Item Code: PO38
Kalamkari Painting on Cotton80 inch X 51 inch
Price: $395.00 Shipping Free - 4 to 6 days
As the scriptures have it, Shiva married twice, once with Sati, the daughter of Daksha Prajapati, and second time with Parvati, Sati’s incarnation. He was so deeply engrossed in love with Sati that after her death for ten thousand years he wandered from forest to forest with her corpse on his shoulder. In the meantime there was born a mighty demon by the name of Taraka, popularly known as Tarakasura. He was blessed with the boon that no other than a son of Shiva could kill him. He knew that Shiva out of his love for Sati would never marry again and hence to him no son shall be born. Thinking that he was thus invincible he became more and more atrocious torturing innocent and sages. He even threw gods out of Devaloka and began ruling all three worlds. When gods learnt from Brahma the secret of his might they decided to approach Shiva and persuade him to marry. With hundreds of years of persuasion Shiva agreed to it. On the instance of gods Himvana’s daughter Kali whose other name was Parvati was doing rigorous penance for winning Shiva’s love. Finally, she succeeded in diverting Shiva’s mind. Their marriage was solemnized. Brahma served as the principal priest for performing marriage-rituals and ‘yajna’ – sacrifice, and Vishnu, representing Parvati’s father, gave her hand in marriage to Shiva – ‘kanyadana’ as the convention is known in India.
The Kalamakari portrays in the centre of the upper register Lord Vishnu giving in Parvati’s hand to Shiva and for solemnizing the gift is pouring holy water from the Kamandala – pot, a timeless ritual of vowing to stand committed to one’s act and words. He is holding the Kamandala in his left hand. Unlike his usual image-form he has been portrayed as two-armed, perhaps for emphasizing his role as father, not as world-commander armed with weapons. Lord Shiva is on Vishnu’s right, and Parvati, on his left. In his upper right hand Shiva is carrying a double drum supported with a snake, and on his left, a deer. In the normal right he holding Parvati’s left hand. His normal left, and Parvati’s right, are suspending below almost identically. Just under Vishnu’s is seated the four-headed and four-armed Brahma holding in his normal right hand a ladle making offering into the ‘yajna’ fire, and the left, held in interpretive form as when uttering the holy ‘mantra’ – syllable. In other two hands he is carrying his regular attributes, the pot and the book. Unlike his routine imagery with Vaishnava tilaka – forehead mark revealing one’s sectarian identity, he has been represented here with a ‘tripunda’ denoting his Shaivite links.
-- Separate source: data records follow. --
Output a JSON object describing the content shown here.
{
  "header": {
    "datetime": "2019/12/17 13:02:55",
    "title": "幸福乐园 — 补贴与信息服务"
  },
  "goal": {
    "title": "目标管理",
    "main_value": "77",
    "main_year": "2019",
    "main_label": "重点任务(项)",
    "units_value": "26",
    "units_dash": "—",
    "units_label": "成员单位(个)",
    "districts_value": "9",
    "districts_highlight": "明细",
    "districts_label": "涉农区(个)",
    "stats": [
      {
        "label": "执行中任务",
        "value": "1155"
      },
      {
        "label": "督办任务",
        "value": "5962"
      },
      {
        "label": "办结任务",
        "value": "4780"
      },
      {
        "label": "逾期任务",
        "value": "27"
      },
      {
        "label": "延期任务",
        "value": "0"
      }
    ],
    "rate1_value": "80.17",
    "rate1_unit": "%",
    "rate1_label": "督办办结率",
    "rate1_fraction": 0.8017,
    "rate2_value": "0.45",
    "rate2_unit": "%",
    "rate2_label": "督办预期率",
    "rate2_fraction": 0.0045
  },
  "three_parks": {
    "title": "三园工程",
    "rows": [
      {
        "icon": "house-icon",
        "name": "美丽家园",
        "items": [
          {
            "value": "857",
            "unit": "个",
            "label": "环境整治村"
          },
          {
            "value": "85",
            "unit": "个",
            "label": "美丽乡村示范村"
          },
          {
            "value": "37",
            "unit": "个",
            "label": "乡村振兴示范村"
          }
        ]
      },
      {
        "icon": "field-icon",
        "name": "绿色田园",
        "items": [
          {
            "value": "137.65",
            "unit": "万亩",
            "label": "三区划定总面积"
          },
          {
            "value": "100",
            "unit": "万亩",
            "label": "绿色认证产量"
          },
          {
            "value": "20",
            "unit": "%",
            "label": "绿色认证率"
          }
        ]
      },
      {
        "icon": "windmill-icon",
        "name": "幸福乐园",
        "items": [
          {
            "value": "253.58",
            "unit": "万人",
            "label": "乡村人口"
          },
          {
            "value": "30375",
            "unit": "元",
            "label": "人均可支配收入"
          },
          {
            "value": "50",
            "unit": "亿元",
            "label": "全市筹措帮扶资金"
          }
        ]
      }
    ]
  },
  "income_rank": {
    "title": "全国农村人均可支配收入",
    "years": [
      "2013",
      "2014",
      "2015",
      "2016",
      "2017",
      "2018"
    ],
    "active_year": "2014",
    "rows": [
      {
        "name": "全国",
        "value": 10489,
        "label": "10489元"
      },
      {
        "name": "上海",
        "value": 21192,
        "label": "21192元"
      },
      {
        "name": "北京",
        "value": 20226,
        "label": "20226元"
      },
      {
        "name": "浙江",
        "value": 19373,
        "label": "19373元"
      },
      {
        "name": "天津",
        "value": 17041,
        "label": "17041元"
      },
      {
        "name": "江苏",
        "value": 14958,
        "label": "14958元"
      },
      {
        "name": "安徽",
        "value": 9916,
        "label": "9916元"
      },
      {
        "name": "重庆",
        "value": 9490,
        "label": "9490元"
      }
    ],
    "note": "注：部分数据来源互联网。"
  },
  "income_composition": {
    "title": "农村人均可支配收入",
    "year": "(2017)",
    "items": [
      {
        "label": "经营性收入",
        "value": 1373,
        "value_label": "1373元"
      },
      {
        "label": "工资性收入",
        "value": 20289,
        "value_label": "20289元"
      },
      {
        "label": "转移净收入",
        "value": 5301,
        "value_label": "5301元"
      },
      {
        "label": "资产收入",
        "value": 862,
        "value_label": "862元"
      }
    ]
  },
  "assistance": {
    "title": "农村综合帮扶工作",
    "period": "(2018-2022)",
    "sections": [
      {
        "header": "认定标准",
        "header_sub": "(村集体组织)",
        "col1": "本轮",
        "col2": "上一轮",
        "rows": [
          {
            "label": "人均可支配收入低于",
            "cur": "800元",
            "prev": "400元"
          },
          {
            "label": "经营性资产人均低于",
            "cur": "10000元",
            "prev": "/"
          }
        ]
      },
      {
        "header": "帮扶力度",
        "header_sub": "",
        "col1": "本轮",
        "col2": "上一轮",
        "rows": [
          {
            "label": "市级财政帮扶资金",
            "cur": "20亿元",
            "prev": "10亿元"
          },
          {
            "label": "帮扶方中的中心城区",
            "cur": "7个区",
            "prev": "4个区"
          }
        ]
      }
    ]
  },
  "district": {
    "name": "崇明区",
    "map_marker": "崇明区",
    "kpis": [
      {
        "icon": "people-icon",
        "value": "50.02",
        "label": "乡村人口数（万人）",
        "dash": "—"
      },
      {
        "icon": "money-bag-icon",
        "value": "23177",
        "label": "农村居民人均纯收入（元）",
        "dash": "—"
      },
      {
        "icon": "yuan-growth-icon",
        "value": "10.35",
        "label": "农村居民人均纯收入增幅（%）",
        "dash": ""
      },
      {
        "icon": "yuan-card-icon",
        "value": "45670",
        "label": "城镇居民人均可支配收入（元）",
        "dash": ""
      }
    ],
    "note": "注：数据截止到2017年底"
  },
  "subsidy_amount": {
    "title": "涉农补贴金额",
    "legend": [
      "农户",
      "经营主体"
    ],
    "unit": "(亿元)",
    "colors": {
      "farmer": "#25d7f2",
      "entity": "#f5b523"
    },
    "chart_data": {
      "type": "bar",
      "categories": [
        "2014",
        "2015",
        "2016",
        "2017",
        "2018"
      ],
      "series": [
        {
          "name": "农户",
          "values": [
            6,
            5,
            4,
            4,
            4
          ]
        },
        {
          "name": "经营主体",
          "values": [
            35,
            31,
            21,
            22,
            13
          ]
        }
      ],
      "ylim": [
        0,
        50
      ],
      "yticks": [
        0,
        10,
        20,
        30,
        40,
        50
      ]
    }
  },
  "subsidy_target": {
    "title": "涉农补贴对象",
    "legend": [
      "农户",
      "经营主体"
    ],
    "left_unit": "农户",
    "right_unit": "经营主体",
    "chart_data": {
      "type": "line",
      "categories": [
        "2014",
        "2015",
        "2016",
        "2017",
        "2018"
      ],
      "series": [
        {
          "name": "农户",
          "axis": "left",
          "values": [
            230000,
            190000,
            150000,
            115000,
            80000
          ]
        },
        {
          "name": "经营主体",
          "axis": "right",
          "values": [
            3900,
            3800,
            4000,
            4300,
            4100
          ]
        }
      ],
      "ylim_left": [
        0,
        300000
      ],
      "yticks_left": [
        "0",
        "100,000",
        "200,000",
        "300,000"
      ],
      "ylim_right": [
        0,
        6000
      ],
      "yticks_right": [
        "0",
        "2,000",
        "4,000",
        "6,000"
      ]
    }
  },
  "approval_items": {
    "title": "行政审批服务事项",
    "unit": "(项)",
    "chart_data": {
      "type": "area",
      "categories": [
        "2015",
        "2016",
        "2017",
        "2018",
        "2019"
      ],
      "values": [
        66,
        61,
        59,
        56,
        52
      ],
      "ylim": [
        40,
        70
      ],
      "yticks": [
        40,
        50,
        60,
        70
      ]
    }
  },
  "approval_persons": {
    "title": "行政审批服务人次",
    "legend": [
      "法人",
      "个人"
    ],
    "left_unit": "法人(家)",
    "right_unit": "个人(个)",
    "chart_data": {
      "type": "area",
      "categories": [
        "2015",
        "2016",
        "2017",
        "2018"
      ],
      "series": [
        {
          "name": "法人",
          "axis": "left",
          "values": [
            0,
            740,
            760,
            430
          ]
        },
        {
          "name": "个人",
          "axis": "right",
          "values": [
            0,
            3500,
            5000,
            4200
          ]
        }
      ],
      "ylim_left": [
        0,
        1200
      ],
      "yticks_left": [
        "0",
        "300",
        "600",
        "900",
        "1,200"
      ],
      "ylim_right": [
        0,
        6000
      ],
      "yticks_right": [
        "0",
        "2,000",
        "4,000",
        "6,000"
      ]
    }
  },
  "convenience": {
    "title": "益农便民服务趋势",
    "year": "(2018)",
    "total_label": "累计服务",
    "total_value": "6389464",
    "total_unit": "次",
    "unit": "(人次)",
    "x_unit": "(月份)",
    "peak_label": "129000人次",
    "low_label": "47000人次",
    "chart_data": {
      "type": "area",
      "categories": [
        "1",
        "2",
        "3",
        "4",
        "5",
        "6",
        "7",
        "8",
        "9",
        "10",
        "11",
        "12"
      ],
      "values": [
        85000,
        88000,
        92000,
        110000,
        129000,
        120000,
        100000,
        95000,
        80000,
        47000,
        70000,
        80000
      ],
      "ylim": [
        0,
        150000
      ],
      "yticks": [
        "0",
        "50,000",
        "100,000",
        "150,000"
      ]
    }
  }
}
As compared to figures in the upper register those in the lower, including that of Brahma, are smaller in size.
Parvati, the bride, is attended upon by Lakshmi and Saraswati, both our-armed, Lakshmi carrying in two of them lotuses, the upper right is in interpretive posture as if repeating the holy ‘mantra’, and the lower left, suspending below; Saraswati is carrying in three of them vina – lyre, book and rosary, and the fourth is held in ‘abhaya’. On Shiva’s side are sage Narada with his usual vina, and Indra, the gods’ chief, with his multi-bladed ‘vajra’ held along his right arm. On Brahma’s left in the lower register are two sages, Vishnu’s mount the great bird Garuda, and on extreme left, the horse-faced Hayagriva with a lyre, one of Vishnu’s other forms. On his right are devotees, celestial beings and Shiva’s mount Nandi, the great bull, holding Shiva’s trident. The entire event has been bound by an elaborate triply conceived border and is contained under a beautiful pavilion adorned with multiple hangings and decorative frills. Besides the background colour, the dull grayish pink, the Kalamakari has used the two traditional colours, black and red, though blended with black the red has produced a third, maroon.
This description by Prof. P.C. Jain and Dr. Daljeet. Prof. Jain specializes on the aesthetics of literature and is the author of numerous books on Indian art and culture. Dr. Daljeet is the curator of the Miniature Painting Gallery, National Museum, New Delhi. They have both collaborated together on a number of books.